Sport
Robin van Persie is blocked by Hugo Lloris
footballTottenham vs Manchester United match report
Caption competition
Caption competition
Latest stories from i100
Have you tried new the Independent Digital Edition apps?

Bleacher Report

Daily Quiz
Independent Dating
and  

By clicking 'Search' you
are agreeing to our
Terms of Use.

Day In a Page

A timely reminder of the bloody anniversary we all forgot

A timely reminder of the bloody anniversary we all forgot

Who remembers that this week we enter the 150th anniversary year of the end of the American Civil War, asks Robert Fisk
Homeless Veterans appeal: Former soldiers pay their respects to a friend who also served

Homeless Veterans appeal

Former soldiers pay their respects to a friend who also served
Downfall of Dustin 'Screech' Diamond, the 'Saved By The Bell' star charged with bar stabbing

Scarred by the bell

The downfall of the TV star charged with bar stabbing
Why 2014 was a year of technological let-downs

Why 2014 was a year of technological let-downs

Security breaches and overhyped start-ups dominated a year in which very little changed (save the size of your phone)
Cuba's golf revolution: But will the revolutionary nation take 'bourgeois' game to its heart?

Will revolutionary Cuba take 'bourgeois' golf to its heart?

Fidel Castro ridiculed the game – but now investment in leisure resort projects is welcome
The Locked Room Mysteries: As a new collection of the genre’s best is published, its editor Otto Penzler explains the rules of engagement

The Locked Room Mysteries

As a new collection of the genre’s best is published, its editor explains the rules of engagement
Amy Adams on playing painter Margaret Keane in Tim Burton's Big Eyes

How I made myself Keane

Amy Adams hadn’t wanted to take the role of artist Margaret Keane, because she’d had enough of playing victims. But then she had a daughter, and saw the painter in a new light
Ed Richards: Parting view of Ofcom chief. . . we hate jokes on the disabled

Parting view of Ofcom chief... we hate jokes on the disabled

Bad language once got TV viewers irate, inciting calls to broadcasting switchboards. But now there is a worse offender, says retiring head of the media watchdog, Ed Richards
A look back at fashion in 2014: Wear in review

Wear in review

A look back at fashion in 2014
Ian Herbert: My 10 hopes for sport in 2015. Might just one of them happen?

Ian Herbert: My 10 hopes for sport in 2015

Might just one of them happen?
War with Isis: The West needs more than a White Knight

The West needs more than a White Knight

Despite billions spent on weapons, the US has not been able to counter Isis's gruesome tactics, says Patrick Cockburn
Return to Helmand: Private Davey Graham recalls the day he was shot by the Taliban

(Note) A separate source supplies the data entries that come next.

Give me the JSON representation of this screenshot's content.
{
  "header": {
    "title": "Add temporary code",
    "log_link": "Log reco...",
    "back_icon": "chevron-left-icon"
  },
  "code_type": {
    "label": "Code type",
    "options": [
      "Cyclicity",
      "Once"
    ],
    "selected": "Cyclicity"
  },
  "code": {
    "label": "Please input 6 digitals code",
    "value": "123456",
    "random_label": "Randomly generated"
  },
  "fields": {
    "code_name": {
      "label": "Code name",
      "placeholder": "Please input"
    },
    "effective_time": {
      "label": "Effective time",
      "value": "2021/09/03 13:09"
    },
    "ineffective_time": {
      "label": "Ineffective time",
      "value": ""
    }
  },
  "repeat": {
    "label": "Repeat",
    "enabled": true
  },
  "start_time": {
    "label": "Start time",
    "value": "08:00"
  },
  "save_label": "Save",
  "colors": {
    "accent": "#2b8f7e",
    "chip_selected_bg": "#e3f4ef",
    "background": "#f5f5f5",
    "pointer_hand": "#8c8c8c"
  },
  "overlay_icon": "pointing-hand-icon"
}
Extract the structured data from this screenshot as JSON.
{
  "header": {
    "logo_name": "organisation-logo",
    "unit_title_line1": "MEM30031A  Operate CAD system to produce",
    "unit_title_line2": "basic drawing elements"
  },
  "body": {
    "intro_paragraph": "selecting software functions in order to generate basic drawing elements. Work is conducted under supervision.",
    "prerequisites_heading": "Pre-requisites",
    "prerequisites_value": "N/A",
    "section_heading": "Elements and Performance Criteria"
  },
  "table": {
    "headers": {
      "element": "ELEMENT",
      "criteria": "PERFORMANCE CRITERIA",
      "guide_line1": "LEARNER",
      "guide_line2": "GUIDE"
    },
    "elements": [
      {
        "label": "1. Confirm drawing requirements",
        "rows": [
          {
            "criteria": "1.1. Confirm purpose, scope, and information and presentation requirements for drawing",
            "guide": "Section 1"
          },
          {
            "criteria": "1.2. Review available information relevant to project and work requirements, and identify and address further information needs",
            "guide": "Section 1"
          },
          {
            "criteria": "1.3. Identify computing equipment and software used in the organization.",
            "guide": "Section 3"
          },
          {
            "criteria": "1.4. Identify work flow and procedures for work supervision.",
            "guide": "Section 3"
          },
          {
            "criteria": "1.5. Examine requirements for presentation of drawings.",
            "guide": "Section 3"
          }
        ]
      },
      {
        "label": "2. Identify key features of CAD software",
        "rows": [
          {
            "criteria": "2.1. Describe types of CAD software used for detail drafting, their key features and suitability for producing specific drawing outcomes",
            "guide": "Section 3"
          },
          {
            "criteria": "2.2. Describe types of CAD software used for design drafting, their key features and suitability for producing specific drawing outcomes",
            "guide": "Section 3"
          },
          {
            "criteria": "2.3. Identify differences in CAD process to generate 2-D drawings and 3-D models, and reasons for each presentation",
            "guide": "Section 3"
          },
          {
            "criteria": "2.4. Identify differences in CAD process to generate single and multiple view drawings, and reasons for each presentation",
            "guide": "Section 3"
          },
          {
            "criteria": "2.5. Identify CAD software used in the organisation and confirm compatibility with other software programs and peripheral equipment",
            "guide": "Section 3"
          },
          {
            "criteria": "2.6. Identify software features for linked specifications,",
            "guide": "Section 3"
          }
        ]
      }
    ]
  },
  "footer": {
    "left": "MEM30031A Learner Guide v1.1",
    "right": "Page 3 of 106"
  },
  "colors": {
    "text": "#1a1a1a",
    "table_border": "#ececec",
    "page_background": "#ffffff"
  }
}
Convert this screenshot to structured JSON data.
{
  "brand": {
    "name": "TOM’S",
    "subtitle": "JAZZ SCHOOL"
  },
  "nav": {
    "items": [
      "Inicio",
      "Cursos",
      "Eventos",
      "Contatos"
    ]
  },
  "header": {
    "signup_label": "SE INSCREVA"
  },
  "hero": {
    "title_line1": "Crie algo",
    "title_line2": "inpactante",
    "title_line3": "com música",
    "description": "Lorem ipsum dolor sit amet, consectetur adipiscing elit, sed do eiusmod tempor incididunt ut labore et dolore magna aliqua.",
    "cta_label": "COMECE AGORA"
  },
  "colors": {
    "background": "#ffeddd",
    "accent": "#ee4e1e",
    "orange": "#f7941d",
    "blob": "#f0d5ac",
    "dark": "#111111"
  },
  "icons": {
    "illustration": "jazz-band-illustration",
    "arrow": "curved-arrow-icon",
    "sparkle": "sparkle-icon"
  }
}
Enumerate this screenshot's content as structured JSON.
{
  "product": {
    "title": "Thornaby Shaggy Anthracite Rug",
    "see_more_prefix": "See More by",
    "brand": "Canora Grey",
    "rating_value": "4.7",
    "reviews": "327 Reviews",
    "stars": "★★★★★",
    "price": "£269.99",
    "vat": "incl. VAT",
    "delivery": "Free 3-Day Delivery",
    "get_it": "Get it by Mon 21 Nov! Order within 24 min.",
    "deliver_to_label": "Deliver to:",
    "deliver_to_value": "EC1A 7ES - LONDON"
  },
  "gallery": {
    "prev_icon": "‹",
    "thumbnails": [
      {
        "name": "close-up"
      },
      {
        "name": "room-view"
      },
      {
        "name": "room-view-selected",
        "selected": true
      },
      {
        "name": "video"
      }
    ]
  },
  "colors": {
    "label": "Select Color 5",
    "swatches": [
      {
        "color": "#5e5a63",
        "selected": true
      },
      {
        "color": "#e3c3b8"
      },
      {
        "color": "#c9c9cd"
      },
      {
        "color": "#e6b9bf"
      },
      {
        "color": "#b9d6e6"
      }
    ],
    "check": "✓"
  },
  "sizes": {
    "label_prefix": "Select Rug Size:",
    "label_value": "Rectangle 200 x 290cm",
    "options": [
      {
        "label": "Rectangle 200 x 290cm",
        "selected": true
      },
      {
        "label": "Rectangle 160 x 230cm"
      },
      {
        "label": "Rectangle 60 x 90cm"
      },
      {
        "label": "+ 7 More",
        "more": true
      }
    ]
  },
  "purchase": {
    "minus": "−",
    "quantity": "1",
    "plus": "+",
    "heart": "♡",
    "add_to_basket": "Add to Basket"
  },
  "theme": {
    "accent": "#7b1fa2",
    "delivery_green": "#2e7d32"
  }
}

'The day I was shot by the Taliban'

Private Davey Graham was shot five times during an ambush in 2007 - it was the first, controversial photograph to show the dangers our soldiers faced in Helmand province
Revealed: the best and worst airlines for delays

Revealed: the best and worst airlines for delays

Many flyers are failing to claim compensation to which they are entitled, a new survey has found
The stories that defined 2014: From the Scottish independence referendum to the Ice Bucket Challenge, our writers voice their opinions

The stories that defined 2014

From the Scottish independence referendum to the Ice Bucket Challenge, our writers voice their opinions
Stoke-on-Trent becomes first British city to be classified as 'disaster resilient' by the United Nations

Disaster looming? Now you know where to head...

Which British city has become the first to be awarded special 'resilience' status by the UN?